• Records provided:
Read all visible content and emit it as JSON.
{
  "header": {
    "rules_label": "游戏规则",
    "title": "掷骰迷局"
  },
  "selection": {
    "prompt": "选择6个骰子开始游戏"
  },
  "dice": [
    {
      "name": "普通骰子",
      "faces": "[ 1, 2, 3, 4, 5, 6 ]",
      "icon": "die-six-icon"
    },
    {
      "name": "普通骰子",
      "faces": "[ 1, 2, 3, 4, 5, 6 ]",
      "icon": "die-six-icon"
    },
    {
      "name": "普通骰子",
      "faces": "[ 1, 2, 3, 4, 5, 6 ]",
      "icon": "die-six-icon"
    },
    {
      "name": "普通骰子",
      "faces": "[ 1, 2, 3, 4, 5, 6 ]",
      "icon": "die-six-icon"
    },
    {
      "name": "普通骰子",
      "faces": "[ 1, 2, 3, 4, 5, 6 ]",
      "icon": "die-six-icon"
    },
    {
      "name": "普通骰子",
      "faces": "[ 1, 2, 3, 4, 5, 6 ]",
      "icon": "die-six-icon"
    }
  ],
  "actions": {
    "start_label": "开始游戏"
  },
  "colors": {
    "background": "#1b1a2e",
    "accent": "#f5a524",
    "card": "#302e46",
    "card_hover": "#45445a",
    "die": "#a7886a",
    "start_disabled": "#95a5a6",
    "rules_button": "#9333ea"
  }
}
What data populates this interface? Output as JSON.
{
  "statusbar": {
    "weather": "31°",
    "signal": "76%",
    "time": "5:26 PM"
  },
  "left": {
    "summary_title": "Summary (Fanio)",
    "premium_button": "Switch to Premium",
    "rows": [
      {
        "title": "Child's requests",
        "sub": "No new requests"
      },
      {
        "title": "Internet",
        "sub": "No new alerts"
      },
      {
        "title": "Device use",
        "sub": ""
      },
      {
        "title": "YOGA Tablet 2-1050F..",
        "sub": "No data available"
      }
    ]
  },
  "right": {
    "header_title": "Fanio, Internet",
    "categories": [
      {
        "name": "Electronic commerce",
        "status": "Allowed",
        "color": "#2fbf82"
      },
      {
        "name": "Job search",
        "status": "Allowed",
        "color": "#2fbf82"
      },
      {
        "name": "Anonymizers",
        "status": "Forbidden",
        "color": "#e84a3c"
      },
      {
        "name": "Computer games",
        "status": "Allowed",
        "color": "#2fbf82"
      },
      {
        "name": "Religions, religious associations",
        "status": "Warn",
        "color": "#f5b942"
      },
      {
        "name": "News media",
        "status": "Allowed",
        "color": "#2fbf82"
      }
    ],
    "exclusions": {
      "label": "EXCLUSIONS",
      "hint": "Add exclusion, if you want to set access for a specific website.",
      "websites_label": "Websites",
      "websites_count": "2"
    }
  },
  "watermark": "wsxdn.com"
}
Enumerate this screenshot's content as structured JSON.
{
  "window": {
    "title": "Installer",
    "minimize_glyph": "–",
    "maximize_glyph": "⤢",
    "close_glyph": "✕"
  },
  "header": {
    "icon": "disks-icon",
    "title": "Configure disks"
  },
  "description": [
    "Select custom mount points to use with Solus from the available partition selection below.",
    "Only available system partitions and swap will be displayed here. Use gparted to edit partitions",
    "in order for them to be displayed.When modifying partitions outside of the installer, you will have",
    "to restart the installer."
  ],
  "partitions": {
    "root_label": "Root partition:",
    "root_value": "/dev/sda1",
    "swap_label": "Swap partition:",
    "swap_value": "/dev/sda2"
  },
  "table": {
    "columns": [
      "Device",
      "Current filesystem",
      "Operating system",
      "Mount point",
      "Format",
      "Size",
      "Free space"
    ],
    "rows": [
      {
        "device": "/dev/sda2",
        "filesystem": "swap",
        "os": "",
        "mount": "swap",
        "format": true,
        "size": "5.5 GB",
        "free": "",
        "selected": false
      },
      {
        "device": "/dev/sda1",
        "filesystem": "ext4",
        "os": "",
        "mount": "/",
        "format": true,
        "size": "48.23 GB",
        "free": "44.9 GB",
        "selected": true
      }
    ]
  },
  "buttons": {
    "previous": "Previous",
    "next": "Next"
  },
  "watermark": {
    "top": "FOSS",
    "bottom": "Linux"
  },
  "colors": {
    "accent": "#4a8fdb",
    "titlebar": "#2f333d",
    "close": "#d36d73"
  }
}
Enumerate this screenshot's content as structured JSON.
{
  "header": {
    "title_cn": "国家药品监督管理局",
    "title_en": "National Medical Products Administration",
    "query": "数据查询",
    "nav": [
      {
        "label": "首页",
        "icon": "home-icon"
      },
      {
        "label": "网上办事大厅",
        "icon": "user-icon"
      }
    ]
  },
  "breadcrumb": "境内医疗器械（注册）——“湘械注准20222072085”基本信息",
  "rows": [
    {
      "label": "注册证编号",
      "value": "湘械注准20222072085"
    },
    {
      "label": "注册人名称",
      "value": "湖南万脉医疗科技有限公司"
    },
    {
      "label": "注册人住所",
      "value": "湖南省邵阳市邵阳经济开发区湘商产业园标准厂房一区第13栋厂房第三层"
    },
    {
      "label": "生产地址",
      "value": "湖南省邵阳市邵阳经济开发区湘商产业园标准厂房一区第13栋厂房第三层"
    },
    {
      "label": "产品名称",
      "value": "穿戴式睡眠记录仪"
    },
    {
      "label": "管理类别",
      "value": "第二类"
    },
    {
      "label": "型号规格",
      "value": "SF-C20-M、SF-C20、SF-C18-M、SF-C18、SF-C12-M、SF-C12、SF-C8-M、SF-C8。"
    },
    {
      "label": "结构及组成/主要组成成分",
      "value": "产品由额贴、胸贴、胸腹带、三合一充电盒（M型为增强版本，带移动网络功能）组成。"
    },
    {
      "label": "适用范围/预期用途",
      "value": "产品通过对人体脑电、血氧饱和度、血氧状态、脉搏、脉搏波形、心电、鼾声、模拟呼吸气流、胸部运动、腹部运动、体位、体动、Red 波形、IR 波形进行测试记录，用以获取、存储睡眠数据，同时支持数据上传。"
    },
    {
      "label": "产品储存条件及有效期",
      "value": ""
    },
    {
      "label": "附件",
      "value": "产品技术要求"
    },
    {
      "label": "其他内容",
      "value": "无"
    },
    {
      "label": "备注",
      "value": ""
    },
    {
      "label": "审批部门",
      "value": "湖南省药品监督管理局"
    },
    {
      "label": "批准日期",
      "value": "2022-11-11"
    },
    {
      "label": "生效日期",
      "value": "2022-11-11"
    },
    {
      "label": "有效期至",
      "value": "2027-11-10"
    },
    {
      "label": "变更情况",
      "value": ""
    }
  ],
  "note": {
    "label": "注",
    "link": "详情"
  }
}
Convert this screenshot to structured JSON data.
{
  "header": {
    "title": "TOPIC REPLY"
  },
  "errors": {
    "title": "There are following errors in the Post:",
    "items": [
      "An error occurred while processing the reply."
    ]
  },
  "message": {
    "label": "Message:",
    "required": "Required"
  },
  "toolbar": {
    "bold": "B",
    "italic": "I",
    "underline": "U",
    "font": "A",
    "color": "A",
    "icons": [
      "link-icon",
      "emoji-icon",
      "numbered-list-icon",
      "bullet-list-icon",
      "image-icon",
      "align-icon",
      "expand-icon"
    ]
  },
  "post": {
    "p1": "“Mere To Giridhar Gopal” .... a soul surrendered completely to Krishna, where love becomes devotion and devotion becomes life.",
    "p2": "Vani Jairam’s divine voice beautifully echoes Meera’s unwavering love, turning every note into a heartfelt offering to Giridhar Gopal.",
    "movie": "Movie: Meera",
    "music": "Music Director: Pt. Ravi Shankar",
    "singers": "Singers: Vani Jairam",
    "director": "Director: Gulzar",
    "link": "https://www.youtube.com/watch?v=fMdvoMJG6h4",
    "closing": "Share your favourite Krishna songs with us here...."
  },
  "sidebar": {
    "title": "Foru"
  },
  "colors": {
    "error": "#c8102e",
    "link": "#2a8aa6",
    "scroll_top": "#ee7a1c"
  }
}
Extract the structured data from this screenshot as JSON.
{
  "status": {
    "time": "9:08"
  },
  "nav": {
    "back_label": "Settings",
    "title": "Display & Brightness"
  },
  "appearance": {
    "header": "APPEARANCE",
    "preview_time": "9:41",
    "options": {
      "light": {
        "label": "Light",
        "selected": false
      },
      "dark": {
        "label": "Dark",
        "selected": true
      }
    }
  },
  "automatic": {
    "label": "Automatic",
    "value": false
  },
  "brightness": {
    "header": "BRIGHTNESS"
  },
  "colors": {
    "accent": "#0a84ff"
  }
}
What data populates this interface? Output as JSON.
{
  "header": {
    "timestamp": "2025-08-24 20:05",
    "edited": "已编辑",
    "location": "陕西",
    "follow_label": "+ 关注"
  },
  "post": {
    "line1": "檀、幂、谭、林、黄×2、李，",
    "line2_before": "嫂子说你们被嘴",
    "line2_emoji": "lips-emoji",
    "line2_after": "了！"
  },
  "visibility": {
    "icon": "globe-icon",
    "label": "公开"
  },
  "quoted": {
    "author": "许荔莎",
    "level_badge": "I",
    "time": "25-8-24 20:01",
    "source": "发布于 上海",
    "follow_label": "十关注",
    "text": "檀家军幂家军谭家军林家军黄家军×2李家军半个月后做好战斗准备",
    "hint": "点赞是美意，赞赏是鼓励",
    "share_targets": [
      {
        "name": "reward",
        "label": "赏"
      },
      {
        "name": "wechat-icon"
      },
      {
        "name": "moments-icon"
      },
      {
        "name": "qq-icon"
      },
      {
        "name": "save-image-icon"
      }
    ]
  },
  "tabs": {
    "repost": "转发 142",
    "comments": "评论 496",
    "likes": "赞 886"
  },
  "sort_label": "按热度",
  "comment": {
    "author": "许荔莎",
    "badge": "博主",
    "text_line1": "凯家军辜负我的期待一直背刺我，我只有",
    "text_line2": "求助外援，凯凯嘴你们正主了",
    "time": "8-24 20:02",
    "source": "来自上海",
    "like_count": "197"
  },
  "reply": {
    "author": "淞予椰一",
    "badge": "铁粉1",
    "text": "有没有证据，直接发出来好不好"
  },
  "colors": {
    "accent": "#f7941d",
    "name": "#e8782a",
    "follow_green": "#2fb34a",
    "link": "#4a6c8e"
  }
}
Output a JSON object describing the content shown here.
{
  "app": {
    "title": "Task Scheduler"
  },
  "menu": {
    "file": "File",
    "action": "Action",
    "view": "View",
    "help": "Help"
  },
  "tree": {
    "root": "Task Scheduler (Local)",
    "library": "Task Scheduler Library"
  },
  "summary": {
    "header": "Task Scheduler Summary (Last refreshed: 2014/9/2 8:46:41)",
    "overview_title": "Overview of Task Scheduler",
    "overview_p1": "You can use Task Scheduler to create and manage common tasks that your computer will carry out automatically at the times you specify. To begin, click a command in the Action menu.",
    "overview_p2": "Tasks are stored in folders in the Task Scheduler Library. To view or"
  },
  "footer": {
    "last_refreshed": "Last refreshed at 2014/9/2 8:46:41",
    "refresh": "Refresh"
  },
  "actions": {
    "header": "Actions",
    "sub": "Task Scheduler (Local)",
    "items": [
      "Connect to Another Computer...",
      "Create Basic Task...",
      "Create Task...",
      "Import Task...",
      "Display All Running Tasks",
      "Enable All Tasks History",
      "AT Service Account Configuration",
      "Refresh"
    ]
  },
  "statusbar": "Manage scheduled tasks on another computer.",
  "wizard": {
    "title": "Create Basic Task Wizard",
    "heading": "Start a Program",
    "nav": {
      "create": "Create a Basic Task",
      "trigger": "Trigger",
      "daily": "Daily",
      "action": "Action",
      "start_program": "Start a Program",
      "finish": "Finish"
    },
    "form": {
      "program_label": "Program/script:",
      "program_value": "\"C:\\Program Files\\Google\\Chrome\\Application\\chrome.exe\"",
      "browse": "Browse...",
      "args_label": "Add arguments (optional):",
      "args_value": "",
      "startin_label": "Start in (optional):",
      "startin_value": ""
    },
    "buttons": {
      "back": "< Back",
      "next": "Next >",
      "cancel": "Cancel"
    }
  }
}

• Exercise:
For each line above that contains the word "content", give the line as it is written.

• Exercise result:
Read all visible content and emit it as JSON.
Enumerate this screenshot's content as structured JSON.
Enumerate this screenshot's content as structured JSON.
Output a JSON object describing the content shown here.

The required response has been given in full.